|Keywords:||Gymnotiformes – Africa; Particle image velocimetry; Gymnotiformes – Speed|
|Full text PDF:||http://hdl.rutgers.edu/1782.1/rucore10001600001.ETD.000067824|

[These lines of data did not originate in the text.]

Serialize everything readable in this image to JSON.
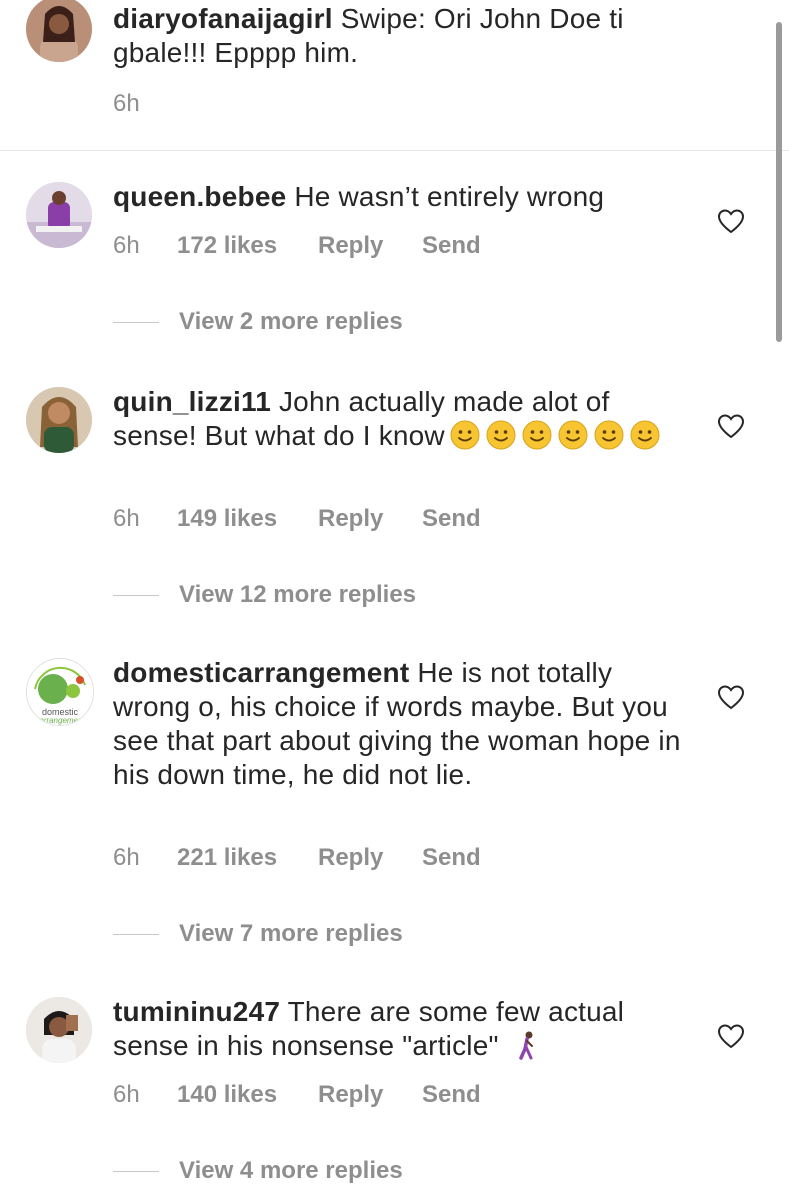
{
  "caption_comment": {
    "username": "diaryofanaijagirl",
    "text": "Swipe: Ori John Doe ti gbale!!! Epppp him.",
    "time": "6h"
  },
  "comments": [
    {
      "username": "queen.bebee",
      "text": "He wasn’t entirely wrong",
      "time": "6h",
      "likes": "172 likes",
      "reply_label": "Reply",
      "send_label": "Send",
      "view_replies": "View 2 more replies"
    },
    {
      "username": "quin_lizzi11",
      "text": "John actually made alot of sense! But what do I know",
      "emoji_count": 6,
      "time": "6h",
      "likes": "149 likes",
      "reply_label": "Reply",
      "send_label": "Send",
      "view_replies": "View 12 more replies"
    },
    {
      "username": "domesticarrangement",
      "text": "He is not totally wrong o, his choice if words maybe. But you see that part about giving the woman hope in his down time, he did not lie.",
      "avatar_text_1": "domestic",
      "avatar_text_2": "arrangement",
      "time": "6h",
      "likes": "221 likes",
      "reply_label": "Reply",
      "send_label": "Send",
      "view_replies": "View 7 more replies"
    },
    {
      "username": "tumininu247",
      "text": "There are some few actual sense in his nonsense \"article\"",
      "time": "6h",
      "likes": "140 likes",
      "reply_label": "Reply",
      "send_label": "Send",
      "view_replies": "View 4 more replies"
    }
  ],
  "icons": {
    "like": "heart-outline-icon",
    "emoji": "slightly-smiling-face-emoji",
    "walking": "person-walking-emoji"
  },
  "colors": {
    "text": "#262626",
    "secondary": "#8e8e8e",
    "divider": "#e6e6e6"
  }
}
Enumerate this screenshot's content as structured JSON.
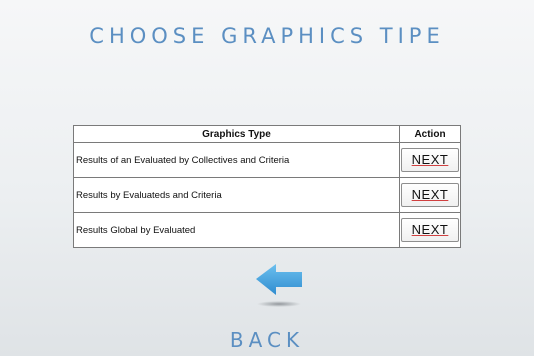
{
  "page": {
    "title": "CHOOSE GRAPHICS TIPE"
  },
  "table": {
    "headers": {
      "type": "Graphics Type",
      "action": "Action"
    },
    "rows": [
      {
        "type": "Results of an Evaluated by Collectives and Criteria",
        "action": "NEXT"
      },
      {
        "type": "Results by Evaluateds and Criteria",
        "action": "NEXT"
      },
      {
        "type": "Results Global by Evaluated",
        "action": "NEXT"
      }
    ]
  },
  "nav": {
    "back_label": "BACK",
    "back_icon": "left-arrow-icon"
  },
  "colors": {
    "title": "#5b8fc2",
    "arrow": "#3f9bd6"
  }
}
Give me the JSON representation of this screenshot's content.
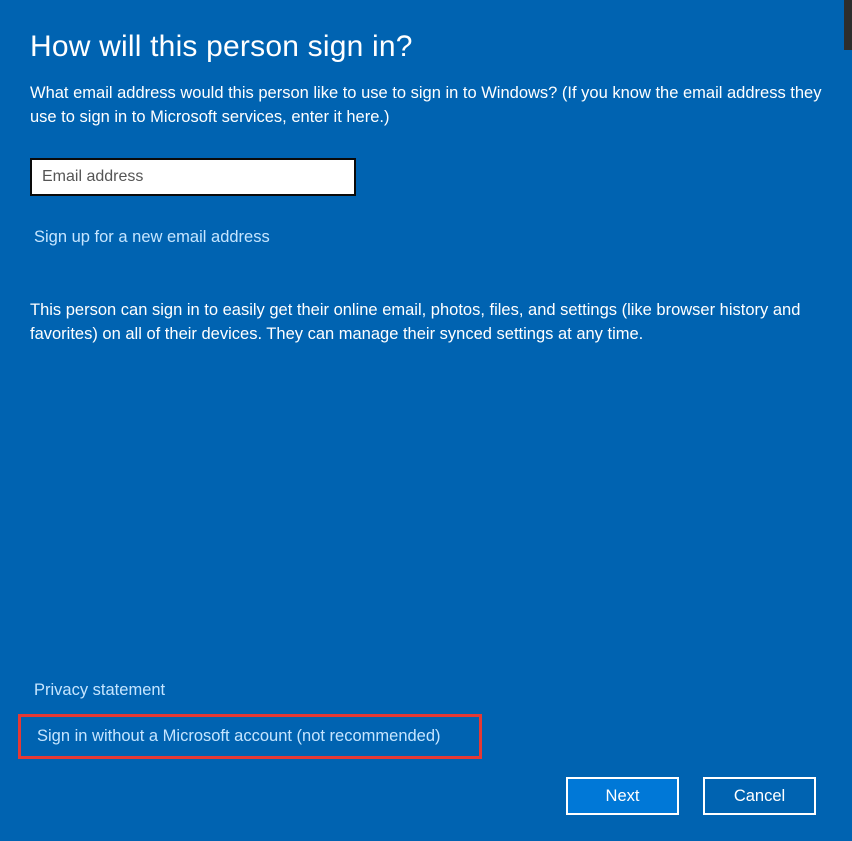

The Xenomystus Nigri, commonly known as the brown African knife-fish, has a unique undulating fin stretching from its gills to its tail, which propels it through the water. Gymnotiformes, or knife fish, are a unique group of fish with undulating fins that allows for rapid acceleration and deceleration both forward and backward, which also posses control over the yaw and pitch. This unique motion of the fish was captured using Particle Image Velocimetry (PIV) to calculate instantaneous velocity and vorticity. These images were analyzed to illistrate velocity and vorticity throughout the motion of the fin and relate it to the vortex shedding structure of the fin. After obtaining the results of the knife fish’s vorticity pattern, it was seen that vorticities are sent away from the fin in alternating pairs on either side of the fish. The vorticitial motion differed when swimming forward or backwards, but the alternating sign pattern was maintained. These results were for comparing stagnant and induced flow propulsion. The results show how the fin of the knife-fish propels the fish through the sinusoidal wave motion. The wave properties show that the fish has control over its fin and can quickly adapt to the surrounding fluid flow. The fish uses different combination of the undulating fin, pectoral fins, body bending, and tail flicking to achieve various propulsive modes.